Saturday, May 12, 2012
The Perils of Adolescence, My High School and Mitt Romney
I know everyone has heard, by now, about Romney The Homophobe who bullied a young, effeminate boy many, many years ago, sadistically pushing him to the ground and cutting off his hair, that he didn't like because it was bleached and someone had to stop him. Evidently, Romney The Prankster also laughed when a near-blind teacher almost walked into a plate glass door. Those are the two instances that several people described as indications that the all-perfect presidential contender isn't the moral paragon he claims.
I'll jump into the Romney Fray with just that note: the man as boy mocked a disabled person.

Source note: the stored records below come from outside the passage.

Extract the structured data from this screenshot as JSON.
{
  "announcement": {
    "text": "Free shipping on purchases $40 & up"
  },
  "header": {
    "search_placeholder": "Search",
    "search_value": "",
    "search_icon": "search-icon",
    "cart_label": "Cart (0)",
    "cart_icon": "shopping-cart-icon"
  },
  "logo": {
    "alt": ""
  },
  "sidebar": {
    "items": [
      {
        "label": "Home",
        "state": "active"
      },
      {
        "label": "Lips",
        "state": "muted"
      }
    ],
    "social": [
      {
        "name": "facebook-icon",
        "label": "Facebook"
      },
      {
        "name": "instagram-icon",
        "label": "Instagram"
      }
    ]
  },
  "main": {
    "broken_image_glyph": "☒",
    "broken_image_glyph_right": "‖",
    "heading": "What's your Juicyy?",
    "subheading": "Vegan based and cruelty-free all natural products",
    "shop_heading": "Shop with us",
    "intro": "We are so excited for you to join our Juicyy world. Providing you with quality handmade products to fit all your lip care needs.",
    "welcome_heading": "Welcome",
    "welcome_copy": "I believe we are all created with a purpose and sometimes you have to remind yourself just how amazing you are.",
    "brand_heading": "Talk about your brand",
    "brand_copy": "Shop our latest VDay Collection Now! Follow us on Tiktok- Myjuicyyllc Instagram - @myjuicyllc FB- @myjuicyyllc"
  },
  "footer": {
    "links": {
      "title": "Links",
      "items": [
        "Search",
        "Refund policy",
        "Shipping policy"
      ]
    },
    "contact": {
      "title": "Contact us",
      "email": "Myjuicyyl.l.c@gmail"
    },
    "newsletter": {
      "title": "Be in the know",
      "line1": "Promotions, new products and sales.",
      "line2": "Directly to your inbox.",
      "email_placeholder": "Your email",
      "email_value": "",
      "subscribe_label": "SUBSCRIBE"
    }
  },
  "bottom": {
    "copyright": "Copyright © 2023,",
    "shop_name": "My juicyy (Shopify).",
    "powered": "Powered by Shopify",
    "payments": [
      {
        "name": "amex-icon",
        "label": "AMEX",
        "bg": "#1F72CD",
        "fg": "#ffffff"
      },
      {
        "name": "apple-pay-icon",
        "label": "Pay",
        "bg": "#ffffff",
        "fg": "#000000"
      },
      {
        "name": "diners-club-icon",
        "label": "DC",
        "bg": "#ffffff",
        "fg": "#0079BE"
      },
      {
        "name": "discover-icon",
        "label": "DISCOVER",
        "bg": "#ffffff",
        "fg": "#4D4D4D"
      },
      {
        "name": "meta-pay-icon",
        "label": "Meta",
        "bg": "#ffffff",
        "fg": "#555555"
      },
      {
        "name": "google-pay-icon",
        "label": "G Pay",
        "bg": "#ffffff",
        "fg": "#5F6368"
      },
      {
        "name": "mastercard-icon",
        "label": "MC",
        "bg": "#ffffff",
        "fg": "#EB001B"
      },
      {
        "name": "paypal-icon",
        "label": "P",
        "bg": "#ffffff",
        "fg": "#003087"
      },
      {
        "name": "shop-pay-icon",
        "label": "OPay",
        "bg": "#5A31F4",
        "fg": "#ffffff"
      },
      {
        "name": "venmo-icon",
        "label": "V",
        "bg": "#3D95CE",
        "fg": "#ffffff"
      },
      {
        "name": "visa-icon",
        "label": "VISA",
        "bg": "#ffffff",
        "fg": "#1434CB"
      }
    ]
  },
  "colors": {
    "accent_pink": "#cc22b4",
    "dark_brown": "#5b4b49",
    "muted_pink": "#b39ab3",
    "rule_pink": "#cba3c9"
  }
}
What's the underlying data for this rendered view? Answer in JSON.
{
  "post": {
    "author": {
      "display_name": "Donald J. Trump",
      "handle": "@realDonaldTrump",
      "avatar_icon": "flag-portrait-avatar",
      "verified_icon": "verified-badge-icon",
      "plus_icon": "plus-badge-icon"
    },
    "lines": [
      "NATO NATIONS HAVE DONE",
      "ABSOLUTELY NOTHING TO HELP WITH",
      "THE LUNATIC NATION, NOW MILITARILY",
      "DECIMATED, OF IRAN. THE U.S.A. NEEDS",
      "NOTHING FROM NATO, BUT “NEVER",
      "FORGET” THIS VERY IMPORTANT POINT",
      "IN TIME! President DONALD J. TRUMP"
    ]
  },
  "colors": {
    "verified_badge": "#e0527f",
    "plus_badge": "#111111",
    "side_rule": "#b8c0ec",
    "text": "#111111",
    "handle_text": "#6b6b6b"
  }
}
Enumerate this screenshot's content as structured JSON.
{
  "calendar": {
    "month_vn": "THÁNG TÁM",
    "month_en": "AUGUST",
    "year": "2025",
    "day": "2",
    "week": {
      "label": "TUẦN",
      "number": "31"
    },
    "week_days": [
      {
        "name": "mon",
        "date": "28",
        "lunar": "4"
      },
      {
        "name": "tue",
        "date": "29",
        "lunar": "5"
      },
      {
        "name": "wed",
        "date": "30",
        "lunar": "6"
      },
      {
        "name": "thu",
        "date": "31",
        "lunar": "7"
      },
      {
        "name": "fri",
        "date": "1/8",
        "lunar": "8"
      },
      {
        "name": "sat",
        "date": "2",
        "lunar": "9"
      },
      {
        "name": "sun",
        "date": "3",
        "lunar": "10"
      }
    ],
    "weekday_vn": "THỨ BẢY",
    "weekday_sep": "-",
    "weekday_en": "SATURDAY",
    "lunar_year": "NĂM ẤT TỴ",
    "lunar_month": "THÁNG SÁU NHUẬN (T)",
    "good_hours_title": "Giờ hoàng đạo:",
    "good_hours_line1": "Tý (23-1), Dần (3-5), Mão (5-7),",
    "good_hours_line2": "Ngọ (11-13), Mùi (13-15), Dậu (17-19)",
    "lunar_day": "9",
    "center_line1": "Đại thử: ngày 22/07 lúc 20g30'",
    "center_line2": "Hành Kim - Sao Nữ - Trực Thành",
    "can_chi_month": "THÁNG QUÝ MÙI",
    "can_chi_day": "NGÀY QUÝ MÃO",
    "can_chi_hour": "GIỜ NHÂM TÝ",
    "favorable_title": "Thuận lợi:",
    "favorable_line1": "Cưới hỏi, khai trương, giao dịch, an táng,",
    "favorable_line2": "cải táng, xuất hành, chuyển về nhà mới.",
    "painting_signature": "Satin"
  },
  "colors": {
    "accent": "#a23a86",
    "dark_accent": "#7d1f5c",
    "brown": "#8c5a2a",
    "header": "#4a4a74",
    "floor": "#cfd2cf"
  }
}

Let's talk about junior high and high school. Let's talk about the cliques: the bullies, the popular people and the jocks, the nerds, the band members, the rich ones, the blacks, the Jews, the Christian Young Lifers, the drama and theater kids, the weird, the trashy, the smokers. These were just some of the groups that existed at my relatively small, very exclusive private prep school in Atlanta, Georgia. I spent six years at that school in probably several of those groups over the years: the nerds, the band members, and the popular (eventually). During the nerd years, I was made fun of, periodically, for being ugly, for wearing large glasses, for being smart and for being flat-chested. I remember in the seventh grade, walking down the hallway after an honors program where I'd received an honor for every subject and hearing some of the cooler people whispering brain, brain, brain and giggling together. That I was smart, even brainy, was something to be ashamed of, and I felt ashamed that year. Ashamed and ugly and flat-chested. As the years went by and the braces came off and I got contacts and learned to tamp down the brain until it was cool to be smart, I gained more confidence, but I never forgot, obviously, those who said those things and those who laughed. I wonder if they remember. I imagine that if I were to accuse them, they'd remember and for the most part they'd apologize or, at the very least, feel chagrin, maybe embarrassment.
Evidently, Mitt Romney doesn't remember a lot of those incidents, and if he does, he has deftly relegated them to the hi-jinks of adolescence.
Here's another thing. I can't remember specific instances, but I imagine that when the tide turned for me, when I began to emerge from the nerd cocoon and become more accepted and popular, I must have snubbed someone, must have hurt someone, along the way, because the pressures of adolescence and the grappling for place almost came down to a sort of psychic survival. If someone were to approach me today and tell me that I'd hurt them once, long ago, I'd believe them and I'd probably cringe and feel terrible.
I'd be ashamed, and I'd say that I was sorry and I wouldn't make excuses.
Mitt Romney bullied and mocked a different person. He forcefully cut off that person's hair. He mocked a disabled person. O.K. It was forty years ago, and we know that he wouldn't do the same today. But when accused, a person of character will apologize for his behavior in the past. A person whose character has been forged by immense privilege and repression -- well, he'll act like Mitt Romney did this week. He's a tool and an asshole, and he's running for the presidency.